Layla Zoe – The Lily.
Cable Car Records 2013.
11 tracks; 65 minutes.
This is Canadian singer/songwriter Layla Zoe’s seventh album and her second in collaboration with German guitarist Henrik Freischlader who plays a very significant part in this project as he plays guitar, bass and drums, adds backing vocals, wrote all the music for the original songs and produced the album. Apart from Layla’s vocals the only other person involved is organist Moritz Fuhrhop who is another member of Henrik’s band. The album was recorded in Germany and is issued on Henrik’s Cable Car Records label.
Nine of the songs here are Zoe/Freischlader compositions, the album being bookended by the two covers which may represent differing elements of Layla’s DNA. The opener is an acapella version of “Glory, Glory, Hallelujah”, a traditional gospel tune which one suspects is part of Layla’s early upbringing. The album closes with what may constitute another form of worship in Canada – a Neil Young cover! “Hey, Hey, My, My” is done well but suffers from almost two minutes of guitar feedback at the end – possibly in keeping with Neil’s live style but not the best way to close an album which is arguably more about the songs than anything else.
Layla has a strong voice which she uses to good effect on several of the songs here. She has a tendency to force her voice which can result in some strident passages, the worst example being on “Father” – a shame as this deeply personal slow blues has moving lyrics. Henrik can also suffer from overplaying and does so on “Father”, making the track fairly unpalatable.
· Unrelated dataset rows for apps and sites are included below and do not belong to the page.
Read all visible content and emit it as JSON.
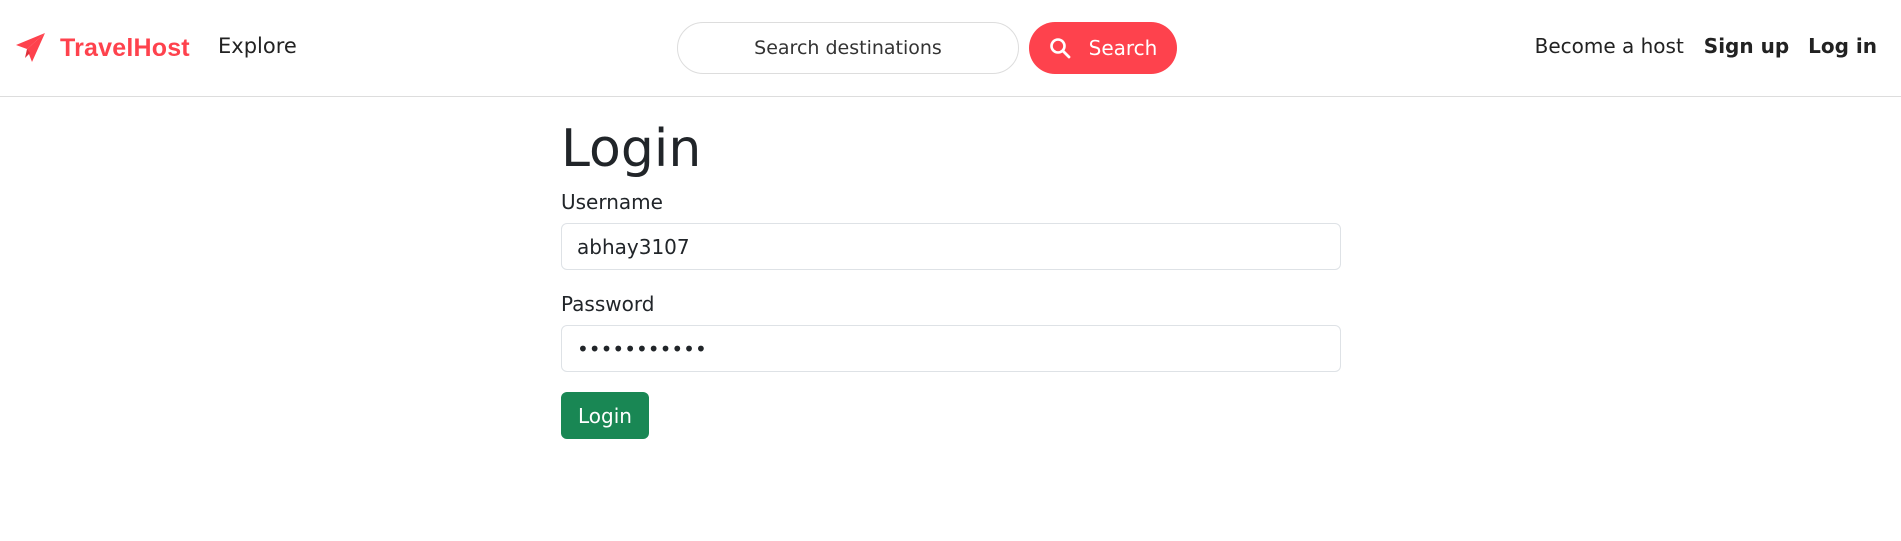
{
  "navbar": {
    "brand_name": "TravelHost",
    "brand_icon": "paper-plane-icon",
    "explore_label": "Explore",
    "search": {
      "placeholder": "Search destinations",
      "value": "",
      "button_label": "Search",
      "button_icon": "search-icon"
    },
    "become_host_label": "Become a host",
    "signup_label": "Sign up",
    "login_label": "Log in"
  },
  "login_form": {
    "title": "Login",
    "username_label": "Username",
    "username_value": "abhay3107",
    "password_label": "Password",
    "password_value": "abhay310704",
    "submit_label": "Login"
  },
  "colors": {
    "brand": "#fe424d",
    "submit_button": "#198754",
    "border": "#dddddd"
  }
}
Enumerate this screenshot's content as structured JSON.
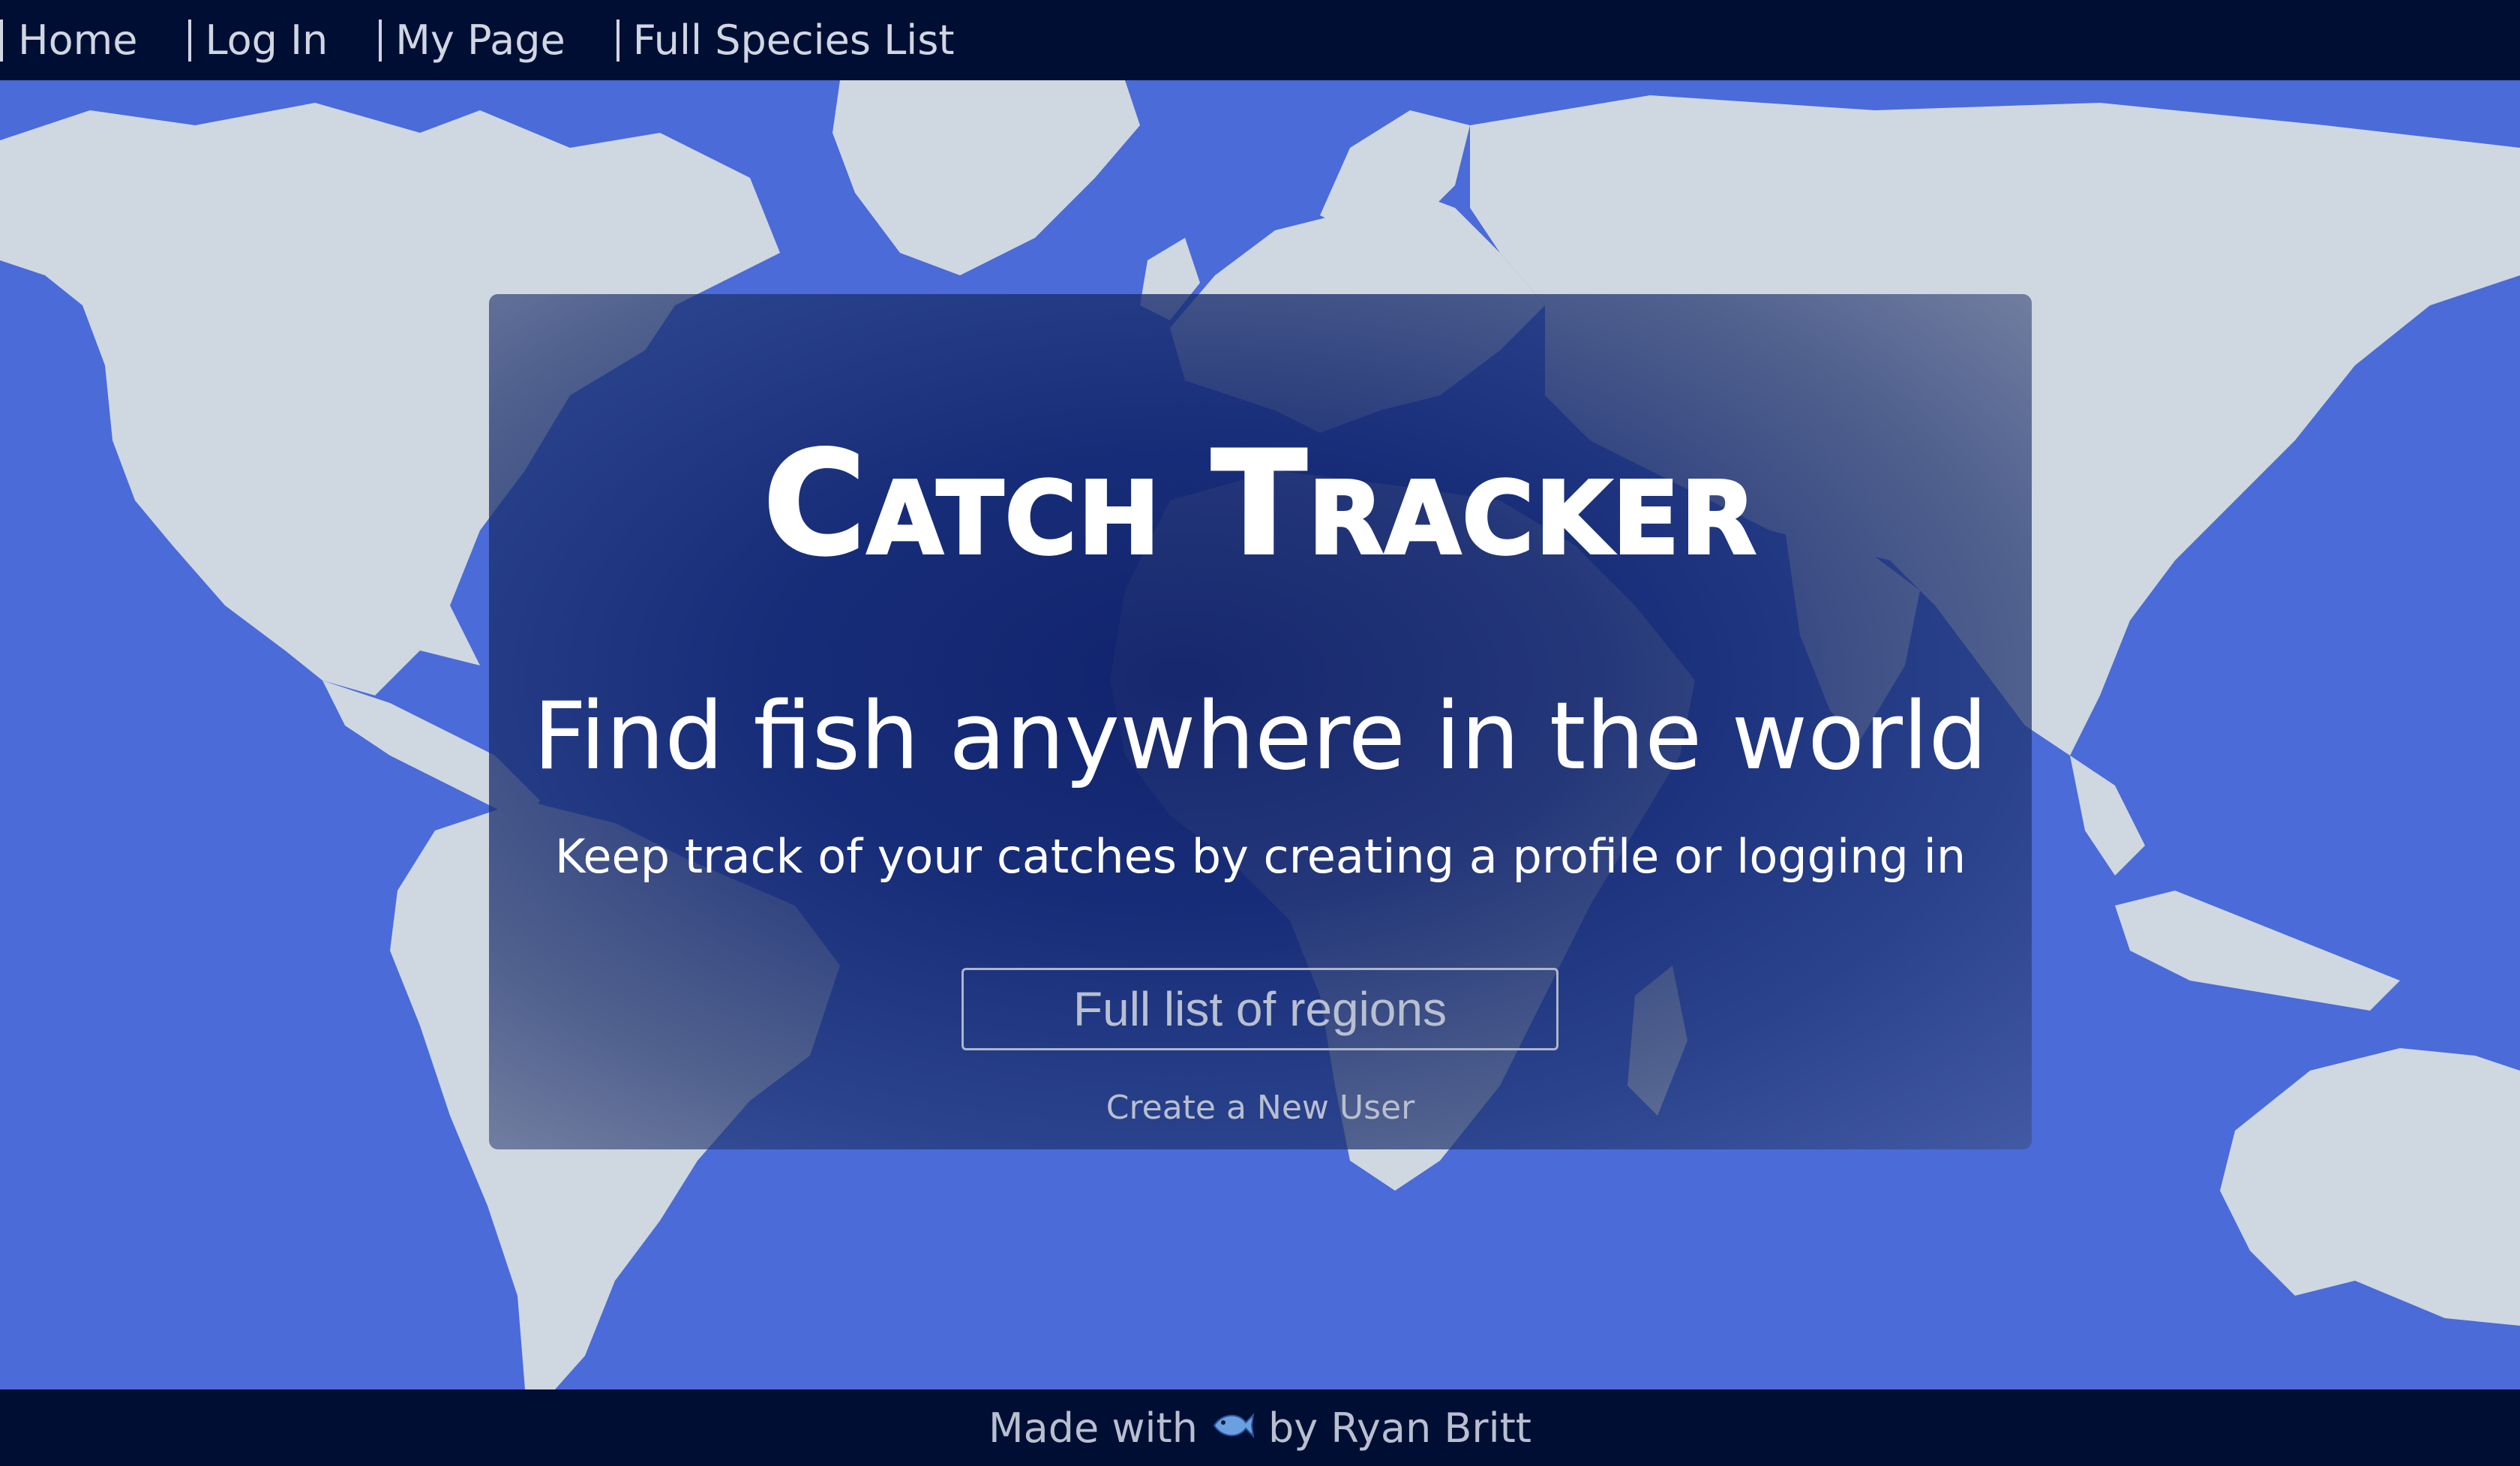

In contrast the equally long title track is beautifully played and sung and a fine example of how well Layla can use her voice in service to the song. “In Her Mother’s House” is a highlight with acoustic guitars and organ underpinning Layla’s voice which is well controlled. Henrik’s electric guitar flourishes enhance the song well and the overall result is a very attractive listen. “Gemini Heart” is one of the gentler songs here and both Layla’s world weary voice and Henrik’s subtle guitar playing work superbly.
Layla clearly grew up with plenty of rock and blues influences, as can be heard on “Green Eyed Lover” where she namechecks Peter Green (as she also does on “I Choose You”) and Gregg Allman as well as the lyrics from Lowell George’s “Willin’” (“Weed, whites, whiskey and wine”). The music here is more dramatic as Layla tells of the jealousy that can consume a relationship. Another strong track is the angry “They Lie” in which Layla rails against a society that is controlled by ruthless liars. Her voice delivers the chilling words with passion: “And they lie to you and to your children too. Soon they will own everything, and there’ll be no world to come home too”.
The upbeat rocker “Never Met A Man Like You” finds Layla bowled over by her new man: “I would crawl through the desert, baby on my hands and knees, just to feel the water of the Babylon sea”. It is a strong song lyrically but the histrionic guitar solo detracts from the overall effect. The tendency to excess is apparent on tracks like the chugging rocker “Why Are You So Afraid?” and “I Choose You” on which Henrik’s power chords introduce a song about redemption from an earlier life where things maybe did not go so well.
This is an interesting album with some very strong and personal songs. Layla clearly has a strong voice but it would be good to hear her recorded with a producer who reigns her in a little more vocally.